Oh yeah, of course. I know how Dowdy is, I ride with him every weekend. Dowd has won national motos. He's getting a little old now, but he got a 5th last year at Southwick. He's doing the right things. He's having fun with it, but he's putting in the work. To be able to beat him once and a while on the weekends and to be able to battle with him and Robby Marshall definitely keeps me going.
At only 17 years old, you could have a long future ahead of you in motocross. What are your plans for the next few years?
Well, just to kind of take it week by week. I just want to keep on training during the week. I want to do it kind of how Dowdy did. I want to keep racing until I'm... well, I can't say until I'm 40, because that's a long time away, but just keep on riding and doing my thing. Hopefully, I'll stay healthy and go as long as I possibly can, and when I'm done with the nationals I'll still be right there doing local stuff. I'm planning on doing riding schools when I get older, so that will be good. It’s something to look forward to in the future.
Do you have any plans to ride supercross this winter?
Not that I know of. I'm just kind of doing my own thing for now. My dad's been helping me out a lot and North Racing has been helping me out, but I'm not sure if we're going to move into the Supercross series together. I'm still undecided.
You’ve got Southwick, your home track, coming up this weekend. Do you think it will help to race a track that you’ve got so much experience on?
Oh yeah, of course. The fans will be there cheering me on. I ride there a lot. It's going to be a very big advantage, especially if I get a good lap time and get to my favorite inside gate there and get a good start and run with it.
One of the areas many rookies seem to have trouble with is their conditioning. How do you think your conditioning has been so far?
I think it's been pretty good. I feel like sometimes in the motos I'll pump up and get a little tired, but I think it's my nerves more than anything, because I'm still a little nervous. But I feel pretty good. I feel tired when I get off the track, but during the moto I'm strong and that's what matters. I've been doing better in the second motos which shows that my endurance is up and I have energy for the second motos. Robby Marshall and I have been training together and John Dowd has been helping me with some training tips. So my endurance is definitely there, I just need to keep my head on right and keep on doing good things.
What kind of training have you been doing? Mostly just riding? Or do you do a lot of cardio and lifting also?
We do a lot of cardio stuff. We do circuit training. I don't really road bike too much, but I do stationary bike. I like to run. I think running is one of the harder things for me. I run almost every day, it's one of the toughest things that I think gets me in the best shape, so I do that a lot. Of course, you've got to have fun days; you can't just be working all the time, so we'll go out riding sand pits with all my friends and hit big jumps and that stuff. It's good to keep it fun, but you've got to put in the work too.
What’s the one thing about the nationals that has been the most challenging for you so far?
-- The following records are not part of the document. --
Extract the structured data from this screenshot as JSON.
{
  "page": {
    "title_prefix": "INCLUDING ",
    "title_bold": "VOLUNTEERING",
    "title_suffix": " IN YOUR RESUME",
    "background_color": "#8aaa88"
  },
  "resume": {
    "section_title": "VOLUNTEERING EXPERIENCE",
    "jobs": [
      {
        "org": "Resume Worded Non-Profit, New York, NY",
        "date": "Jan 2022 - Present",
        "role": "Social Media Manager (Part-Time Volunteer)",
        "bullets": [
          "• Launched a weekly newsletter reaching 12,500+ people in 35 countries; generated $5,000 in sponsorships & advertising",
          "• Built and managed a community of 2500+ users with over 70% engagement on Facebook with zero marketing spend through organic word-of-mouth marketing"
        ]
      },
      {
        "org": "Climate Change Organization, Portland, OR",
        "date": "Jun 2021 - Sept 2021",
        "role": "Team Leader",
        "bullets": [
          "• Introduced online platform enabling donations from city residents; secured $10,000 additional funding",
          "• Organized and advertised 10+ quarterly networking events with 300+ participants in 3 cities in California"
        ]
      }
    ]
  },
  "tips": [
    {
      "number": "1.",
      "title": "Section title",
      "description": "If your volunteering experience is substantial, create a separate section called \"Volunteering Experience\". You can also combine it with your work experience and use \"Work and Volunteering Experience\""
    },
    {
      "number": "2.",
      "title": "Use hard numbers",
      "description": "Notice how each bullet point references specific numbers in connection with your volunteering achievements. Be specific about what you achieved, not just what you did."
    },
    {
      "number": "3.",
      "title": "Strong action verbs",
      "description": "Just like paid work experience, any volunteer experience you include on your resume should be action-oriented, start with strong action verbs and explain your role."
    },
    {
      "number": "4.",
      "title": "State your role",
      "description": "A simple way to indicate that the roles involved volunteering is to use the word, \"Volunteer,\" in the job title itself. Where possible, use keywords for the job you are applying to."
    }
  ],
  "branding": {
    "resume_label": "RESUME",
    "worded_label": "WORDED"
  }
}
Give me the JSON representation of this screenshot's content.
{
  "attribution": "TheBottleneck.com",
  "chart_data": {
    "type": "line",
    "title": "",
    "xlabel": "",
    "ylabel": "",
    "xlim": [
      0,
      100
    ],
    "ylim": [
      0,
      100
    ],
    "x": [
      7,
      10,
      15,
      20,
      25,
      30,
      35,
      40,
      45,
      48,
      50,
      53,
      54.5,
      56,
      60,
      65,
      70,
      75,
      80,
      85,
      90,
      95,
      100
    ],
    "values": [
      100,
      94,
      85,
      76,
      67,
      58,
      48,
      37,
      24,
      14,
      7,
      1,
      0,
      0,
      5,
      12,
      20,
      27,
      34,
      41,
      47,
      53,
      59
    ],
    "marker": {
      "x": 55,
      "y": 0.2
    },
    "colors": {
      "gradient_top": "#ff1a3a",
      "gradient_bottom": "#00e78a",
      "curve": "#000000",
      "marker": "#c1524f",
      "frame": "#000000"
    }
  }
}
Mostly the starts. It's tough to get out there. It's tough to be confident on the line. I've got a fast bike and everything, but it's tough to be confident on the line when you're way outside as a privateer. I think if I can pick my starts up and I can stop crashing, I can definitely see myself progressing more and more every weekend.
Who has been helping you out so far this year?
First of all, I have to thank my dad. My dad's done everything for me. I wouldn't even be close to where I am without my father. Also, Keene Motorsports, Dave from North Racing, Ziggy, Mike, and everyone else from Factory Connection, Pro Circuit, Pirelli, DCS Financial Group, Kenny Germain – he has a performance and tuning shop and he's been helping me out – John Dowd, Spectro, JP3 Graphics, my practice-bike mechanic Keith Clickstein, Phantom Choppers, Jeff Dyer, Shoei, Renthal, and John from Scott Goggles.